Your objective: Reproduce every record below exactly as written, but leave out any pictures.

Task material:
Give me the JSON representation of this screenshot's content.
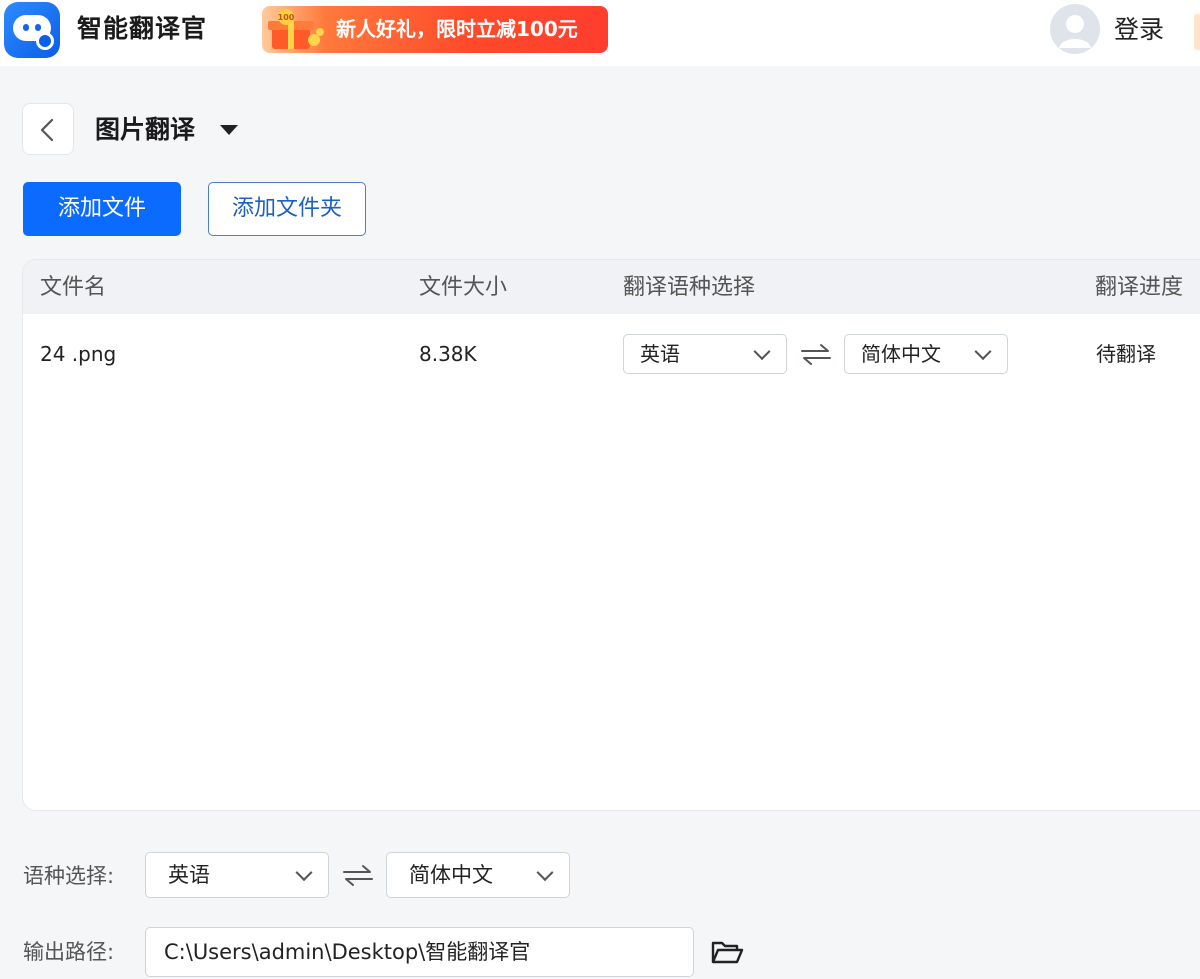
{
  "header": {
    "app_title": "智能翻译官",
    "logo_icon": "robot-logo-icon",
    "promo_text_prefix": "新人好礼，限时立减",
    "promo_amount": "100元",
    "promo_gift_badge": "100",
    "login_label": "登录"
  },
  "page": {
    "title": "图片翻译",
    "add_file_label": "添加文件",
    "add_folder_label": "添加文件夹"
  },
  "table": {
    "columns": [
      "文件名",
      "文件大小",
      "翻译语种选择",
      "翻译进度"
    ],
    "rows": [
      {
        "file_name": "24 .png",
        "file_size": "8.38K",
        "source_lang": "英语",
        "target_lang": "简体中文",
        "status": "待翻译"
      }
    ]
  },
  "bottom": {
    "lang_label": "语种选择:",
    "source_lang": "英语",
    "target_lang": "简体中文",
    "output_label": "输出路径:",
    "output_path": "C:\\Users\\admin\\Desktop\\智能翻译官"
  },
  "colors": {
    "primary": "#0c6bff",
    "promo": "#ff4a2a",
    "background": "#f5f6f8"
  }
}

Exercise response:
Give me the JSON representation of this screenshot's content.
{
  "header": {
    "app_title": "智能翻译官",
    "logo_icon": "robot-logo-icon",
    "promo_text_prefix": "新人好礼，限时立减",
    "promo_amount": "100元",
    "promo_gift_badge": "100",
    "login_label": "登录"
  },
  "page": {
    "title": "图片翻译",
    "add_file_label": "添加文件",
    "add_folder_label": "添加文件夹"
  },
  "table": {
    "columns": [
      "文件名",
      "文件大小",
      "翻译语种选择",
      "翻译进度"
    ],
    "rows": [
      {
        "file_name": "24 .png",
        "file_size": "8.38K",
        "source_lang": "英语",
        "target_lang": "简体中文",
        "status": "待翻译"
      }
    ]
  },
  "bottom": {
    "lang_label": "语种选择:",
    "source_lang": "英语",
    "target_lang": "简体中文",
    "output_label": "输出路径:",
    "output_path": "C:\\Users\\admin\\Desktop\\智能翻译官"
  },
  "colors": {
    "primary": "#0c6bff",
    "promo": "#ff4a2a",
    "background": "#f5f6f8"
  }
}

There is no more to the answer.